Two Indian Ringneck Parakeets perched on a tree in a jungle.

Communication is Listening First

Communication is Listening First

Our companion animals all have a bit of DNA that retains their wild side. We need to listen to their wild opinions as much as their companion ones.

Snickers and I have gone through many exercises to get him from bedroom roost post to shower stall over the years. He's still got a thread of wild in him. He won't go to the bathroom in his bedroom cage. In the wild, parrots wait as a natural defense choice to hide from predators. But that's 10 hours of waiting. His first poop is the worst. He needs to be in the shower area for me.

I tried all the "tricks" of behavior modification, and he was having none of it consistently. I look back and realize I stumbled backwards into training rather than forward into conversation. Because I was lazy, in a scheduled place in time and needed to get on with it. I arrogantly applied the "Hey, I got better things to do than this." theory. Bottom line: I was dismissive of his preferences. I admit it. Because none of us get all this right all the time. Snickers and I clumsily lived with each other through his morning first poop thing every day. I was the clumsy one, not him.

I can see how this particular transition felt so foreign to him now. I never used tricks in any other setting for any other reason ever. And now I'm all target training, operant conditioning him? I'm pretty sure he was delivering the Eye of Disdain there for a bit, but I was far too impatient to even get that signal. Then one recent morning, a day I had zero plans except to just "be", he and I connected clearly. I had opened all the cages for the morning transitioning. Everyone comes out on their own cage, at their own pace and posts on their cage doors. Kirby follows me into the bathroom while I finish my morning routine of teeth brushing and face washing. He project manages from the hand towel holder. He's quite helpful.

I hear a kerplunk behind me and look around to find Snickers hanging from the bathroom door frame upside down. He's laughing in his dad's voice. I laugh at him. He's hilarious. He lets one foot go and hangs sideways and chews a toe. "HUH?" he says in my voice. He hangs from both feet now looking at me from between the legs and above his butt. There is no way you cannot laugh at this sight. I'm laughing hard. "HUH!" he whispers with a chuckle in my voice.
Huh, is right. I walked over and asked him, "What exactly are you doing knucklehead?" and offered my right hand. He stepped right on and steered us leaning into the bathroom and around the corner to the shower stall.

Clouds parted, lights go on and a boxing ring bell rings. Why hadn't I just simply gone about MY business and allowed him to go about his business until he asked for his last business? I'll never know the real answer to that except I am only human. Every morning since I just go about making the bed, brushing my teeth and washing my face. He will kerplunk onto the door frame and say good morning when he's ready.
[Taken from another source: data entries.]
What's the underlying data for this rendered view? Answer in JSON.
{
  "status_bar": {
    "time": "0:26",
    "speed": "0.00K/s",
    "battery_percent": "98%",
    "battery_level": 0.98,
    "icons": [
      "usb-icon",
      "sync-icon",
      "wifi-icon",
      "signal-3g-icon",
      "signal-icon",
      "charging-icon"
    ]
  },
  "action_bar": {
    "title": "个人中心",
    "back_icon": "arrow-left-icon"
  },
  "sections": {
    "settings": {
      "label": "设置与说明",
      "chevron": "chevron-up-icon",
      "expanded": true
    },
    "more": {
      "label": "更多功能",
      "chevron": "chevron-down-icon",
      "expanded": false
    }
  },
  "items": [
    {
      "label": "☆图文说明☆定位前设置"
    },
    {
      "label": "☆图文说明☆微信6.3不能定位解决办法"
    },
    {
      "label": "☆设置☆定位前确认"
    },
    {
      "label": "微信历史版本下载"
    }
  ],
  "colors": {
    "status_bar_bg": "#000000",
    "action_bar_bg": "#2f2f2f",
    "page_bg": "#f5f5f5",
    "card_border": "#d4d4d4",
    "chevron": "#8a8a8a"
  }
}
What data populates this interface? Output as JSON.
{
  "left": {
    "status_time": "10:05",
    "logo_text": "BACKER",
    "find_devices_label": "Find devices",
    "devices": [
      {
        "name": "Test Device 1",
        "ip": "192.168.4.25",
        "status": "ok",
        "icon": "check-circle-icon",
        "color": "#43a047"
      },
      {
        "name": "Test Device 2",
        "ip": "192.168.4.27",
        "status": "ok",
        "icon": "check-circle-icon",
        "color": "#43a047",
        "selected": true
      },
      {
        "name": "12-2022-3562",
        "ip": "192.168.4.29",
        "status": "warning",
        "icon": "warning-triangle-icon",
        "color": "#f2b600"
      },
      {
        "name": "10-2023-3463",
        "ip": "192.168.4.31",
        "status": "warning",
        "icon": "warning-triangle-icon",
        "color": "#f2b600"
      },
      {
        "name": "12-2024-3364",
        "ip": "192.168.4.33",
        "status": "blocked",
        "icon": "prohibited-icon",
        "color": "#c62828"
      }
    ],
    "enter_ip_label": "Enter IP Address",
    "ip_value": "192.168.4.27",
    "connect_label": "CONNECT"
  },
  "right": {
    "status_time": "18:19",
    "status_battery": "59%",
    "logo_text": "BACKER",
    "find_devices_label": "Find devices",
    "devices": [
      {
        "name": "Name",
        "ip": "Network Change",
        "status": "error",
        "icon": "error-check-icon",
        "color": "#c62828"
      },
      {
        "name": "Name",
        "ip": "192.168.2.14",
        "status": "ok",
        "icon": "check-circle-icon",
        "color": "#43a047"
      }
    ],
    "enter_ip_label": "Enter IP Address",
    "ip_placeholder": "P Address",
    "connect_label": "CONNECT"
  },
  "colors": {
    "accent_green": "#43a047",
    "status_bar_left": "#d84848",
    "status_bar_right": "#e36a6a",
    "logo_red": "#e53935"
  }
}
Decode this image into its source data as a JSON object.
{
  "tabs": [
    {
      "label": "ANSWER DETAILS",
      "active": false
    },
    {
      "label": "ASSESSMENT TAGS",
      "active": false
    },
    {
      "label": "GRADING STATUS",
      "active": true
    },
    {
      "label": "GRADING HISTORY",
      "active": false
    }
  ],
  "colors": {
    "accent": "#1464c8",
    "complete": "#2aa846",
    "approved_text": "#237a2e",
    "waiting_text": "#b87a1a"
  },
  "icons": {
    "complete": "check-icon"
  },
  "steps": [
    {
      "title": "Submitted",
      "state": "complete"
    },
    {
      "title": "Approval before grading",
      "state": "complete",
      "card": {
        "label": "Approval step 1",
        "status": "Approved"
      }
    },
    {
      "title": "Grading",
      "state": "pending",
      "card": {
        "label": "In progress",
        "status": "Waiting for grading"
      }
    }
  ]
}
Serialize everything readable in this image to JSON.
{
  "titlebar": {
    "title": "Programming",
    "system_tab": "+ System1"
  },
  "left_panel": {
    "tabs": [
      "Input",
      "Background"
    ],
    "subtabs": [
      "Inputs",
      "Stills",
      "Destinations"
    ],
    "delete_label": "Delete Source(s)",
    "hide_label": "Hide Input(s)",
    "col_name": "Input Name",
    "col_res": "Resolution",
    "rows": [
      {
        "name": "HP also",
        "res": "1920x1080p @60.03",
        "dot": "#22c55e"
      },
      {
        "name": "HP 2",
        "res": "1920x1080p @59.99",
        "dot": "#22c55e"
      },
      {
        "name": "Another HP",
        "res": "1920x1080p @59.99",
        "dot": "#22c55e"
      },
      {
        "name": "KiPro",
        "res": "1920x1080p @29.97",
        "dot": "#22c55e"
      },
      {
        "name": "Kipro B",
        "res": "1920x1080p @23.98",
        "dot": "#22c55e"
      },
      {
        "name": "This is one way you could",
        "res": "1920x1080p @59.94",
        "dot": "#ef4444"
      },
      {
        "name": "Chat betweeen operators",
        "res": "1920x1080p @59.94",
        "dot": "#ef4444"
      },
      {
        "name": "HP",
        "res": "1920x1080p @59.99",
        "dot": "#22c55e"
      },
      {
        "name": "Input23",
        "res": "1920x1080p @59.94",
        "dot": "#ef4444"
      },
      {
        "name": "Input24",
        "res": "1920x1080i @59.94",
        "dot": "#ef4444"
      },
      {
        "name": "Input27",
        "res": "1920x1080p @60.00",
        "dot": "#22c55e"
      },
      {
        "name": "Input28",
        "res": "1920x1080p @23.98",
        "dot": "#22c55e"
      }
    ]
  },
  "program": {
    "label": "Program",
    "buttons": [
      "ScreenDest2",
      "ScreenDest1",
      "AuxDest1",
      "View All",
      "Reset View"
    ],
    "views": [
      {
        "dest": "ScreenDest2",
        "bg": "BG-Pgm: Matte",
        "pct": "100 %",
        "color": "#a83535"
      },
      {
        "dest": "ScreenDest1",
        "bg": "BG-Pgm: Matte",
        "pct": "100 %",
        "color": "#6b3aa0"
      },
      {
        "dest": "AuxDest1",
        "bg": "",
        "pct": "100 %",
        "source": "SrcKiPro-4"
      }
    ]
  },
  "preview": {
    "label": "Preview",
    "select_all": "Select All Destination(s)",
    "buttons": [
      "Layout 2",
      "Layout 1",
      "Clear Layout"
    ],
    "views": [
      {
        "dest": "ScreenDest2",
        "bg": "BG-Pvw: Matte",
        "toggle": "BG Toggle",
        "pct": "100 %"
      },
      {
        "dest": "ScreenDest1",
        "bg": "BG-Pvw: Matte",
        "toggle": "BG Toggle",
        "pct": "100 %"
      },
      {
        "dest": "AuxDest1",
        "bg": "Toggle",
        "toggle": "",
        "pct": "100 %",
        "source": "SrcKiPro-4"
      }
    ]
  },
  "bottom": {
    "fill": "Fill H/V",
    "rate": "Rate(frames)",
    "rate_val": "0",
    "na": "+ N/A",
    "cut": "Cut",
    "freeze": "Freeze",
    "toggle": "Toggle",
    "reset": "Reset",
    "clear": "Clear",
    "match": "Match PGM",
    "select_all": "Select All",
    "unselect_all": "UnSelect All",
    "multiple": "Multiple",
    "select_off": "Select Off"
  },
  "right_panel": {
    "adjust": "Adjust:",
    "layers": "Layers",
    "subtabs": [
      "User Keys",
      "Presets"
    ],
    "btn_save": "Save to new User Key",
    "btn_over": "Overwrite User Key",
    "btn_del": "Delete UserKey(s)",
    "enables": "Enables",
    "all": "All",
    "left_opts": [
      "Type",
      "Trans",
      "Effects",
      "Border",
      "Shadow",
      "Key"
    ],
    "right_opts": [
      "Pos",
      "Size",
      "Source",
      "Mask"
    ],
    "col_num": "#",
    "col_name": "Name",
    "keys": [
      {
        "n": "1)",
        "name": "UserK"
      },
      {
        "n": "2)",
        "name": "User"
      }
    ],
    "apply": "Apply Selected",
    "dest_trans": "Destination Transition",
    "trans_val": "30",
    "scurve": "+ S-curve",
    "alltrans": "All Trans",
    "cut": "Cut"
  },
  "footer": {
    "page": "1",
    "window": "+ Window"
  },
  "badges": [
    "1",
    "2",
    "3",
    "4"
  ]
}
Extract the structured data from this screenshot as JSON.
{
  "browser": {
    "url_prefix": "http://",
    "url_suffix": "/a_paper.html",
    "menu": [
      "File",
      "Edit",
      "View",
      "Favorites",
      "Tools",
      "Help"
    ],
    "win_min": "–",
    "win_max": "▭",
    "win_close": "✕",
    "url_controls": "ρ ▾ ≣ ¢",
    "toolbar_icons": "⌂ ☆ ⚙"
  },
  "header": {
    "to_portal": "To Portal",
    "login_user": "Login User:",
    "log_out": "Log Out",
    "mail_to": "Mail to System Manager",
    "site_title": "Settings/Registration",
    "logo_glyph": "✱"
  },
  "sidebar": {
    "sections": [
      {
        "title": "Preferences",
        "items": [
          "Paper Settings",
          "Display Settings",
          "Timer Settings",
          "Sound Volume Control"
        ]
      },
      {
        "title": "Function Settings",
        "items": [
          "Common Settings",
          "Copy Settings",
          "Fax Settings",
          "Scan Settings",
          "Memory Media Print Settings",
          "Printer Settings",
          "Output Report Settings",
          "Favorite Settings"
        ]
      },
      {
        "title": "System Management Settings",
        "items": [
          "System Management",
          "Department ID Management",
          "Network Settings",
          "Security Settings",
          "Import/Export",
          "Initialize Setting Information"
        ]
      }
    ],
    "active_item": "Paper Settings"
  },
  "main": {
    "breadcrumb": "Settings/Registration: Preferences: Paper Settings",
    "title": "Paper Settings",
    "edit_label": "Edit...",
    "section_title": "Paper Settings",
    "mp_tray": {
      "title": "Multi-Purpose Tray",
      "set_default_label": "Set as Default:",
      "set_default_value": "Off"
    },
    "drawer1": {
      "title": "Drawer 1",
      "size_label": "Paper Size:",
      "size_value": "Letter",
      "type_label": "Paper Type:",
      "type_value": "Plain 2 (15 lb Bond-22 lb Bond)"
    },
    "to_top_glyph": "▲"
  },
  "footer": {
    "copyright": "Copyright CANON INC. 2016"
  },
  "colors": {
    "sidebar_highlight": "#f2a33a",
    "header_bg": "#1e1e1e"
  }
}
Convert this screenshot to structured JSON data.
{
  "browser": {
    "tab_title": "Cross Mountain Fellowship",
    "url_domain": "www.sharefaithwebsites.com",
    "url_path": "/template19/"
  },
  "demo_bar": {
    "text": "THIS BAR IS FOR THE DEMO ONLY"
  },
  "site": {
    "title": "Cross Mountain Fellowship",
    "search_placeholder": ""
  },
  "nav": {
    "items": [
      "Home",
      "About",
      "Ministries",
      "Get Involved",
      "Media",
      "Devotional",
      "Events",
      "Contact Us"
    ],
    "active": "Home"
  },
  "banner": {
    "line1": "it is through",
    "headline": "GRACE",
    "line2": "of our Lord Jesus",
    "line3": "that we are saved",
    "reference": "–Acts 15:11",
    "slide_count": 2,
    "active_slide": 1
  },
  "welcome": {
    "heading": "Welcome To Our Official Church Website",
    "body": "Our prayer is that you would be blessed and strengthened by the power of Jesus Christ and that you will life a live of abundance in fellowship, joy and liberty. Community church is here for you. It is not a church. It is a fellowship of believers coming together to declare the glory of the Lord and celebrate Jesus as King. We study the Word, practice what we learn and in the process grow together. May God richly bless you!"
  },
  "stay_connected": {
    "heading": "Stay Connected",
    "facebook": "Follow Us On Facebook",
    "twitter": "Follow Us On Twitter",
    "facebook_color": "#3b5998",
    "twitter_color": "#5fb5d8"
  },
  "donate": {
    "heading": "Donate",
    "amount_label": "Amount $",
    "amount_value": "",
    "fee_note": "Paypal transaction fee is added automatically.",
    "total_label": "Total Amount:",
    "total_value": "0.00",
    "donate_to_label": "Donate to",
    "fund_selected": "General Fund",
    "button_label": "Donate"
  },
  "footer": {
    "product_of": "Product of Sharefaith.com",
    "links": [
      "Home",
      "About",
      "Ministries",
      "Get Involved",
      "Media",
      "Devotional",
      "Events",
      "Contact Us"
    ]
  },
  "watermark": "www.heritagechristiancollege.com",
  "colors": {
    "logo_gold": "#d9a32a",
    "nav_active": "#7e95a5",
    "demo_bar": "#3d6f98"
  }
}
I also realized that he prefers to stay with his finished work just a moment longer, and when stepping up on my hand he also prefers to gaze at his creation. For just a second. I suppose, much like a great artist, he wants to pause and take in his finished works.

Every one of us has our own successful ways delivered at our own comfort levels to be sure. End of day we all want our companions happy, stress free, and enjoying the life we can give them. 

Companions require communication first. Which requires us to listen first. Snickers and I hadn't been communicating at all, because I was never really listening.

Kathy LaFollett is a participant in the Amazon Services LLC Associates Program, an affiliate advertising program designed to provide a means for sites to earn advertising fees by advertising and linking to Amazon.com.

Leave a comment

* Required fields